Regional Programmes


Since 2000, GDF has launched vibrant applied collaborative research programmes with indigenous communities in Mesoamerica, North Africa, Southeast Asia and southern Africa. In collaboration with local and national institutions, we provide training and advocacy to support communities as they design and implement their own initiatives to maintain local environments and enhance their livelihoods and wellbeing.

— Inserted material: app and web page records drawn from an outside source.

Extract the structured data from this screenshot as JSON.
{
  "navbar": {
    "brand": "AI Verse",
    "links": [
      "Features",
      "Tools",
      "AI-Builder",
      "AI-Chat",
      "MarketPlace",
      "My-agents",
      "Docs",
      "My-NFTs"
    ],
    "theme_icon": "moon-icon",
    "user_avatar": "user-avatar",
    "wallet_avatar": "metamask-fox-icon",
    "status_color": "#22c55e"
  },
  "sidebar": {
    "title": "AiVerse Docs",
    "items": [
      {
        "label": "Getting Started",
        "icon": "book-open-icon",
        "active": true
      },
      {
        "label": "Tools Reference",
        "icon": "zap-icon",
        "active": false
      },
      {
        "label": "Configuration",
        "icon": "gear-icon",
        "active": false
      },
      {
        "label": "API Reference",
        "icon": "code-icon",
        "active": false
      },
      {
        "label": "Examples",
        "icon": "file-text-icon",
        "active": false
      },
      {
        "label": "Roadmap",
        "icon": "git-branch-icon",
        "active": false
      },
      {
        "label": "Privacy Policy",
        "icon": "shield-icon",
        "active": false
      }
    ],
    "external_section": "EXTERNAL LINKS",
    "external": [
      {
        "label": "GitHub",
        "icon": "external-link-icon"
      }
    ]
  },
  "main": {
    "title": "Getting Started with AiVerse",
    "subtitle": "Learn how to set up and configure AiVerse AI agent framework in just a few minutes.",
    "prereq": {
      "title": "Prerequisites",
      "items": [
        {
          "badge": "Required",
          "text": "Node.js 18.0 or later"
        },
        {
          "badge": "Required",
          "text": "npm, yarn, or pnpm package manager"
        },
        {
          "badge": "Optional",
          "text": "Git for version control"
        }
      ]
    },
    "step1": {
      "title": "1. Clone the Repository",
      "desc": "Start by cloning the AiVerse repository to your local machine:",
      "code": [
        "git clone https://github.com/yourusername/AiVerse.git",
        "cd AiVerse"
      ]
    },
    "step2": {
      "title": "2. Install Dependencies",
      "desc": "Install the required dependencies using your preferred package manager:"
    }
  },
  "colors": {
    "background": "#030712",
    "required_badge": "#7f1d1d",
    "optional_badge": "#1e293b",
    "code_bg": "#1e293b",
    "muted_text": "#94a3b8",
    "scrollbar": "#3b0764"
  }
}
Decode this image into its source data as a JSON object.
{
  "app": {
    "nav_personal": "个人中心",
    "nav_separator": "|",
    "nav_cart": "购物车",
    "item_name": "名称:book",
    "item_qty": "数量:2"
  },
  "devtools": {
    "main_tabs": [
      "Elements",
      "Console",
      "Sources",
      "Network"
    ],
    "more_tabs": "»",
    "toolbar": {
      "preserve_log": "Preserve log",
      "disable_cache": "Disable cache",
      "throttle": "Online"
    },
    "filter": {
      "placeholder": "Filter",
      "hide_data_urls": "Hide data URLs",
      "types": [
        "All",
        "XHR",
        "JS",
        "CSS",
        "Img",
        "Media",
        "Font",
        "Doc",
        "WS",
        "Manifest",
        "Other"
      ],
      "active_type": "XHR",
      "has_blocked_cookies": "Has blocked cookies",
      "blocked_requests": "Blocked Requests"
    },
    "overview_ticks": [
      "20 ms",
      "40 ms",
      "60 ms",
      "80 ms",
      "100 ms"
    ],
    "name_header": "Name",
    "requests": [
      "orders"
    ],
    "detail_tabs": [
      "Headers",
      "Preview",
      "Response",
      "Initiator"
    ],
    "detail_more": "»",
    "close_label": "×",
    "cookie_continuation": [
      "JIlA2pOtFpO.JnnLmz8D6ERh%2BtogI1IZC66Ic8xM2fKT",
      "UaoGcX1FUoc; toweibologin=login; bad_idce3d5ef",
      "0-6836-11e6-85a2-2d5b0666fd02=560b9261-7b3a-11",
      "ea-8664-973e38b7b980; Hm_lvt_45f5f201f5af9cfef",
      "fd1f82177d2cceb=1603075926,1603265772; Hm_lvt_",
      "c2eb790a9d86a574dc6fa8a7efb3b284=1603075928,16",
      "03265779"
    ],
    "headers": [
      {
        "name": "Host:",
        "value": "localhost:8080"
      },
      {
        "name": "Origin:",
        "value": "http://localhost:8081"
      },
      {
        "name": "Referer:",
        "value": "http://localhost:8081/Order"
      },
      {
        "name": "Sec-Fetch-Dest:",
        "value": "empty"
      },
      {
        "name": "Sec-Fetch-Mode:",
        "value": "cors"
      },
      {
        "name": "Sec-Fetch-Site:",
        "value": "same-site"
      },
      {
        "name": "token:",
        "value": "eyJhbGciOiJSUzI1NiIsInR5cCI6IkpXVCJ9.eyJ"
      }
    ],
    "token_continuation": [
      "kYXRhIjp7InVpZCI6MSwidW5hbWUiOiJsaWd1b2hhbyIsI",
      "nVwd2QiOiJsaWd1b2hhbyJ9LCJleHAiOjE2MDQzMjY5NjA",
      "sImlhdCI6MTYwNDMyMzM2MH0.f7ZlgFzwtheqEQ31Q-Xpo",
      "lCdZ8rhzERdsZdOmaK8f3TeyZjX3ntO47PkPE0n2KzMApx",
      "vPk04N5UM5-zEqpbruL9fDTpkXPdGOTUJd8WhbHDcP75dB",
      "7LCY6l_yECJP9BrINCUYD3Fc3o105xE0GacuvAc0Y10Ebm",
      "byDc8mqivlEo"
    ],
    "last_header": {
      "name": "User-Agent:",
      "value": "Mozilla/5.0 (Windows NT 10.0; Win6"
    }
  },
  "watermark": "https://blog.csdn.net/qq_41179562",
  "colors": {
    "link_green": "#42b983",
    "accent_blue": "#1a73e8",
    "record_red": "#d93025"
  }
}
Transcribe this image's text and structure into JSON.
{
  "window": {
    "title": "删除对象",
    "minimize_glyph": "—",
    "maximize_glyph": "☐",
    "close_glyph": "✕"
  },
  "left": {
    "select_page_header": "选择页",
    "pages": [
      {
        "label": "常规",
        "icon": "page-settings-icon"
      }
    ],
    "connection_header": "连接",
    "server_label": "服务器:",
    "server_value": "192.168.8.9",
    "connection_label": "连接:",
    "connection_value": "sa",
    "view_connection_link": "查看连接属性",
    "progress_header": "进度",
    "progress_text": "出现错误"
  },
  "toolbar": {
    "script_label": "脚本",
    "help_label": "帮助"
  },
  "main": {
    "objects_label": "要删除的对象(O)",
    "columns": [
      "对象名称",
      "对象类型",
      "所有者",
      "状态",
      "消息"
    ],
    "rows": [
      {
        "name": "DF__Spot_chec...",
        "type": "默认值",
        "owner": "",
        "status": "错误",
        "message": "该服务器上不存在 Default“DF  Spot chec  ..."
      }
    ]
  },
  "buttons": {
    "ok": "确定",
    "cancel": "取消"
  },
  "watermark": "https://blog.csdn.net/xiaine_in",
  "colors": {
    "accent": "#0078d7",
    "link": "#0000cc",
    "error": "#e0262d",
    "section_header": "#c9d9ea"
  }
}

Our areas of focus depend on community interests and priorities, and to date we have worked on community-based biocultural diversity conservation, sustainable livelihoods, community access to lands and resources, the continuity of ethnobiological knowledge, community health and wellbeing.

We recently consolidated our regional activities into two programmes: the North America regional programme, which expands from our Mesoamerica programme to include the US and Canada; and the Mediterranean regional programme, which grows out of our North Africa programme with a view to including countries on the Northern and Eastern shores of the Mediterranean sea. The Southern Africa and Southeast Asia programmes, which ran for five and ten years respectively, are no longer active but form part of GDF’s legacy.

GDF also runs an International Programme which promotes biocultural diversity through workshops, training, documentation and networking opportunities. Since 2012, most of our training and networking efforts at the global level have been channeled through the Global Environments Network. Our International Programme now focuses on publications and sharing methodological innovations.

North America

To date, GDF’s work in North America has principally focused on the Chinantla region of Oaxaca state in Southern Mexico. In response to a local request for assistance, we have collaborated with Anima Mundi – Investigación y Acción Biocultural, a local NGO that works with Chinantec communities. We have supported community endeavours to secure their rights to their territories and resources, to protect their food sovereignty and to enhance the management of their biocultural diversity and extensive community conserved territories. Since 2013, GDF works with indigenous collaborators in North America to foster networking, mutual learning and exchange between emerging community leaders through North American Community Environmental Leadership Exchanges.


Participant of a nature photography workshop for the San Pedro Tlatepusco community.





GDF has worked in the Mediterranean region since 2000, when it launched its Morocco programme. Here, in collaboration with local and national institutions, GDF documented local knowledge systems and identified plant species sold in southern Morocco marketplaces, helped maintain agricultural and horticultural traditions in the Marrakech medina and helped establish participatory ethnobotanical and educational gardens in schools throughout the Marrakech region, with a view to supporting the transmission of traditional knowledge. Currently, we are collaborating with Amazigh communities in the Moroccan High Atlas seeking to sustainably manage their changing environments while enhancing their livelihoods and wellbeing.


Imegdel nursery




Southeast Asia

Beginning in 2004, GDF’s work in Southeast Asia with Dusun communities in the Crocker Range and Mount Kinabalu areas focused on supporting them to establish forest and resource management approaches that respect traditional livelihoods and knowledge systems and to design endogenous development pathways compatible with the objectives of these protected areas. Through a blend of participatory research and action, and interactive training programmes, we explored the issues between parks and people to uncover ways protected areas and indigenous communities can converge to support both biodiversity conservation and sustainable livelihoods.





Southern Africa

Work in southern Africa began in 2006. We worked principally with San communities in the Omaheke region of Namibia to create home gardens and promote San use of wild food and medicinal plants to promote healthy lifestyles in sedentary settlements. We implemented an integrative approach to conservation and development, balancing the need for increased livelihood opportunities, food security and education with the ecological considerations of the Kalahari eco-region.


SA faces

International Programme


Between 2000 and 2011, GDF’s International Programme promoted biocultural diversity through training, documentation and networking opportunities. We established the Biocultural Diversity Learning Network, organising seminars, workshops and trainings at regional and international scales on the topic. We maintained an online repository of resources on biocultural diversity, and continue to animate a dedicated Facebook page. In 2012, we created the Global Environments Network (GEN) through which we now channel most of our international work.

Overview of GDF’s International ProgrammeGlobal Environments Network